Take a bold route to our ‘new normal’

Lt. Col. Justin Fox
General Surgery Flight Commander 
88th Surgical Operations Squadron
Caption
Lt. Col. Justin Fox General Surgery Flight Commander 88th Surgical Operations Squadron

Think different.

In 1997, Steve Jobs partnered with the ad agency TBWA\Chiat\Day to reimagine the public image of a struggling Apple® brand. The print ads featured a multicolor Apple Inc. logo superimposed over black-and-white prints of celebrated 20th-century visionaries. Beneath the Apple logo was the simple, grammatically incorrect slogan, “Think different.”

The campaign was a call to action for “crazy ones” to change the world – ideally while using an Apple computer.

For the last several years, I’ve had a poster from this campaign hanging in my office. The print is of a disheveled Albert Einstein, hand resting on his chin, looking outward beyond the page, compelling the viewer to “think different.”

In the current environment, this slogan has taken on added meaning as we have been forced to “think different” about how we conduct business, whatever our business may be. Many times, this felt disruptive in a negative way.

At Wright-Patterson Medical Center, the in-person doctor’s visit has given way to emails, phone calls or telehealth visits; personnel have been shuffled from their usual assignments to unfamiliar ones, placing strain on the losing unit, which is now forced to do more with less; and new protocols even changed the way we access the building.

But at times, there was positive disruption. For some, less in-person work requirements meant spending more time with immediate family. For others, teleworking proved to be a more-efficient way of accomplishing day-to-day tasks.

With growing vaccination efforts, we have turned our thoughts to reimaging a “new normal.” While it would be easy to revert back to business as usual, we have a greater opportunity to reshape our workplaces based on both the negative and positive disruptions we have all experienced, if we “think different” about our “new normal.”
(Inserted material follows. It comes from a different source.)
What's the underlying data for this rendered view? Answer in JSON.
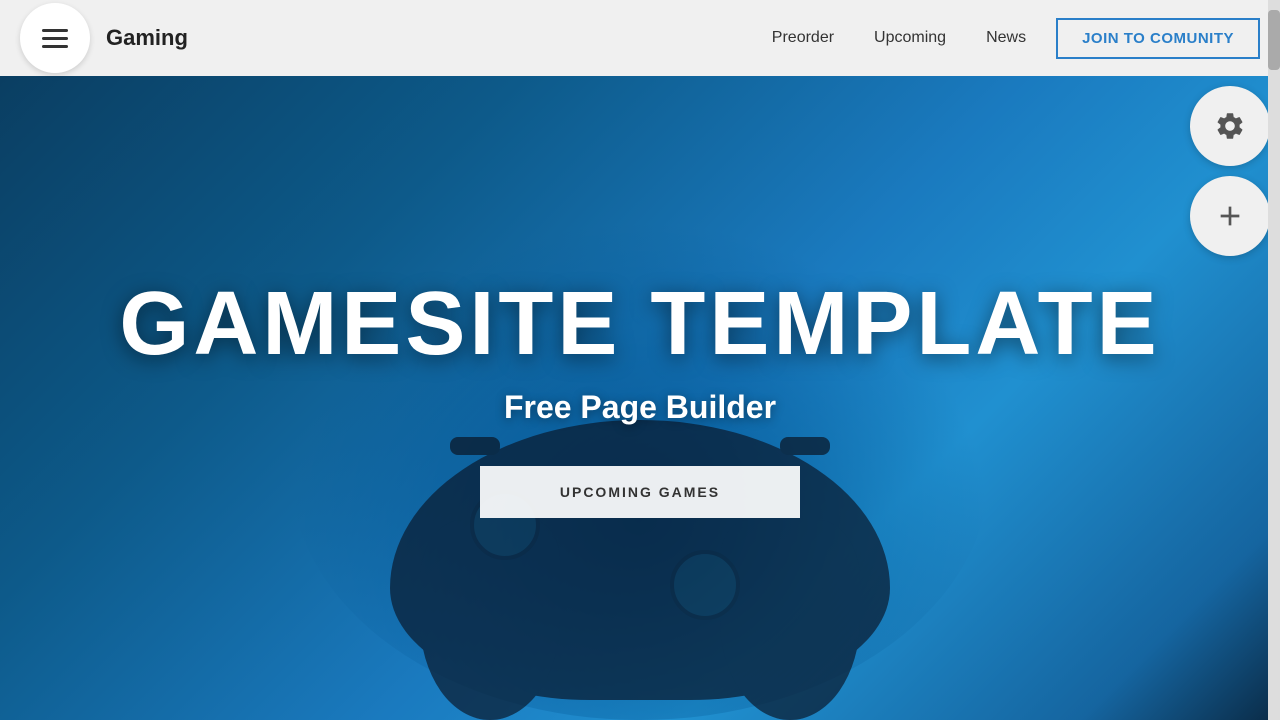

What does it take to “think different” as we reimagine a new normal?

Fight against business as usual

There is comfort in a familiar routine. During the COVID-19 pandemic, that routine was disrupted in both negative and positive ways. When we decreased in-person meetings at work and still accomplished the mission, one has to ask, “How necessary were those in-person meetings?” If we revert to business as usual in our new normal, we have missed an opportunity to incorporate some process improvements.
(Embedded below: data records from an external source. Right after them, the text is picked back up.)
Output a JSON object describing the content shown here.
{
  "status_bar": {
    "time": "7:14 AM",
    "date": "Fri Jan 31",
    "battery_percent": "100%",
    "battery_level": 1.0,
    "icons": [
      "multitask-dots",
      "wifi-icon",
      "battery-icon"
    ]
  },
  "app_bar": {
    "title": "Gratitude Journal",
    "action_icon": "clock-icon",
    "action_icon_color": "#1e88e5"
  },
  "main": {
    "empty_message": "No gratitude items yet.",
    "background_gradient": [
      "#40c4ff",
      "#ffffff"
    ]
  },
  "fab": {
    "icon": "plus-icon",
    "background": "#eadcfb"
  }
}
“Think different” as a team sport

While the initial Apple ads most often featured individual people, they all had teammates – Jim Henson had Frank Oz, John Lennon had Yoko Ono and Amelia Earhart had Fred Noonan. Reach out to other sections to learn what innovations they developed to cope with the current environment. Gain support for continuing the things that worked over the last year within your own section. In short, learn from and support each other.

Be tenacious

The bureaucratic structure of large organizations plays an important role in maintaining order, consistency and standards across an enterprise. Bureaucracy, however, has seldom been celebrated as an incubator for novel ideas. I

n every organization, there are standard “reasons” or excuses drummed up for a quick rebuttal to any innovation. Push beyond these reflexive roadblocks to understand the real limitations to sustaining temporary, COVID practices that proved beneficial overall.

Don’t be afraid to fail

Not every idea is a good idea. Even some that seemed promising in one setting will not bear fruit in another. But without a willingness to try reasonable new processes, we will always revert to business as usual.

The COVID-19 pandemic has shattered our normal routines, at home and work. As we build a “new normal,” we have a tremendous opportunity to reassemble the pieces into a future shaped by lessons learned over the last year. To do this, we must “think different” about what the new normal can be, not what it once was.

In 1997, the script that ran with the Apple ads concluded with: “The people who are crazy enough to believe they can change the world are the ones who actually do.”

As we navigate beyond the difficulties of 2020, we all have the opportunity to positively impact our part of the world and workspaces, even if it is only the small part we share together.